A 50/50 distribution of marital debts and liabilities is the starting point required by section 61.075, but the court can vary from that initial starting point of distribution and do equity.
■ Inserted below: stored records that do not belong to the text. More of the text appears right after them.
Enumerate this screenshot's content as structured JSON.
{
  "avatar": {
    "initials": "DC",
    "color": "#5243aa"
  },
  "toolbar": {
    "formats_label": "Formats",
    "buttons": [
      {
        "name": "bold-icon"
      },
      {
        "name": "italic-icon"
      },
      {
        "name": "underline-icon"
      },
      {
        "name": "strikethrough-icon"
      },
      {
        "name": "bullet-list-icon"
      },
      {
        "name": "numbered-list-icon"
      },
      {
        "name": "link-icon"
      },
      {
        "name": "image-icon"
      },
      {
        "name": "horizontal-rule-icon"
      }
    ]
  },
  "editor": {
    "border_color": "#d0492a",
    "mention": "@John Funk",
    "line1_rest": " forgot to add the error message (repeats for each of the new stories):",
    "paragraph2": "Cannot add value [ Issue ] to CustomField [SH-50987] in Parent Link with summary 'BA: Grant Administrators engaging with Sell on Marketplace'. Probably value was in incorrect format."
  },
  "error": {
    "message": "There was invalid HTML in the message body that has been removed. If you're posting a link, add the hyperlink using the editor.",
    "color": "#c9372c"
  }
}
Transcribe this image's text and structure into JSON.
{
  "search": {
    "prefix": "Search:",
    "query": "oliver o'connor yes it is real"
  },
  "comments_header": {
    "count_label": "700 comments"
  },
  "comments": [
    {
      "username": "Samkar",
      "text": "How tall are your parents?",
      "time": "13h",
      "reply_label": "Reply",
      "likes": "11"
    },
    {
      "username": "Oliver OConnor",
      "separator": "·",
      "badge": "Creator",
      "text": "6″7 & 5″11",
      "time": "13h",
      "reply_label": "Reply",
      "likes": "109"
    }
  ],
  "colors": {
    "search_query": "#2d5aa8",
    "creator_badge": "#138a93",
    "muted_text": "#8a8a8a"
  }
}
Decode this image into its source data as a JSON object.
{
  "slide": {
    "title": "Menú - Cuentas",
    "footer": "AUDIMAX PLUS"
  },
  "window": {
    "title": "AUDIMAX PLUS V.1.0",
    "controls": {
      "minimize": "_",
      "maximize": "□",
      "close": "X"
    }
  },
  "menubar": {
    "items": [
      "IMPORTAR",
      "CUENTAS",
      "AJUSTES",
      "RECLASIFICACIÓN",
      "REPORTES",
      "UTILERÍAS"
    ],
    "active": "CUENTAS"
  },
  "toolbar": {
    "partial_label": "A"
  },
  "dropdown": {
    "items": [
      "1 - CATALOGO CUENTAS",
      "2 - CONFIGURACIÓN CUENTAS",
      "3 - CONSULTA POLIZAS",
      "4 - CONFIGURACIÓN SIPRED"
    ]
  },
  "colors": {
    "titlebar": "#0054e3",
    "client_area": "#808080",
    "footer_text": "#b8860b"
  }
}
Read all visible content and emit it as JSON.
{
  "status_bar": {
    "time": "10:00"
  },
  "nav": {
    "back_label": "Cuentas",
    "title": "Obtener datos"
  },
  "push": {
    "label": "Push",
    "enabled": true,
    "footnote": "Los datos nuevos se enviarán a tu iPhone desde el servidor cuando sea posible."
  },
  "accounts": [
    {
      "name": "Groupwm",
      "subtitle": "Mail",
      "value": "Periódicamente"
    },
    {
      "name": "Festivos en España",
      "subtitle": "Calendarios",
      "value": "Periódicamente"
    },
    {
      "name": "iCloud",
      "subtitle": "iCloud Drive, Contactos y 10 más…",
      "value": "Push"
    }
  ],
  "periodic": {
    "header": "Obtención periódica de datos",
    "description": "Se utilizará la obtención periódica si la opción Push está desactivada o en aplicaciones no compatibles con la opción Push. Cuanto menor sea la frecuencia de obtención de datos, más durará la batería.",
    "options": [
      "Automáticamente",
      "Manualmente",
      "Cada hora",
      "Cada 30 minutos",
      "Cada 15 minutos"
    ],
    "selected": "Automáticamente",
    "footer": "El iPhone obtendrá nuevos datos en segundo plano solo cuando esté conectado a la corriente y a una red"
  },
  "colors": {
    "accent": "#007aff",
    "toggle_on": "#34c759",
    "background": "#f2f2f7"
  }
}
In other words, the court can grant an unequal share of the marital property to one party over the other, depending on the following factors: 

  • Each spouse's contribution to the marriage, including time dedicated to childcare, education, and homemaking services. 

  • The economic circumstances of both parties. 

  • The duration of the marriage. 

  • Any disruption of a professional career or education by either spouse. 

  • One spouse's support towards the other's career or educational opportunities. 

  • The desirability of one spouse retaining assets, such as business ownership, free from claims by the other party. 

  • Each spouse's contribution to income generation or the accumulation of liabilities related to marital and non-marital assets. 

  • The desirability of retaining the marital home for the benefit of the dependent children, when equitable. 

  • Intentional dissipation, waste, or depletion of marital assets after filing the petition or within two years prior. 

  • Any other factors that would promote fairness between the parties. 

How the Court Divides Your Property & Debts 

The court must apply a presumption in favor of equal distribution when making an award, even if there is no evidence to show which party contributed to a particular item.  

If there is no evidence or argument proffered about a party’s actual contributions to any asset, the asset is treated as having been equally acquired.   

Stocks, bonds, mutual funds, and cryptocurrency are counted as property subject to distribution under section 61.075(1)(b), even if they are not in the name of the person seeking distribution. 

An unequal division of marital property may be made only if the record contains evidentiary support for the qualitative and quantitative contributions of each spouse or either spouse’s contribution to the acquisition or dissipation of marital assets. 

How Can a Lawyer Help Me Protect My Property? 

In a divorce, a skilled attorney can provide invaluable assistance in several key areas to protect your property. They'll know how to meticulously review financial records, prenuptial agreements, and other relevant documents to strategically assert claims on non-marital assets, ensuring they are clearly delineated and protected throughout the legal proceedings. 

A proficient family law attorney will advocate on your behalf during negotiations and court hearings to achieve a fair distribution of marital assets and liabilities. This involves presenting a strong case based on the contributions each spouse has made to the marriage, including financial support, childcare, homemaking, and career development.  

For those navigating high-asset divorces, a knowledgeable attorney is essential for protecting complex assets such as businesses, investments, and retirement accounts. They will work to ensure these assets are accurately valued and divided in a way that protects your financial future. 

By leveraging legal experience and a client-centric approach, I'm committed to protecting your interests, minimizing conflicts, and striving for an outcome that allows you to move forward with confidence and financial security. 

Asset Division Attorney in Orlando, Florida

In all cases, it’s important to hire a family lawyer in Orlando who will protect what’s rightfully yours. Contact me at The Spence Law Firm for a free consultation with a knowledgeable equitable distribution attorney. I'm proud to work with clients throughout Orange County, Florida, and the surrounding areas including Oak Ridge, Pine Hills, Lockhart, Maitland, Azalea Park, Osceola County, Lake County, & Seminole County.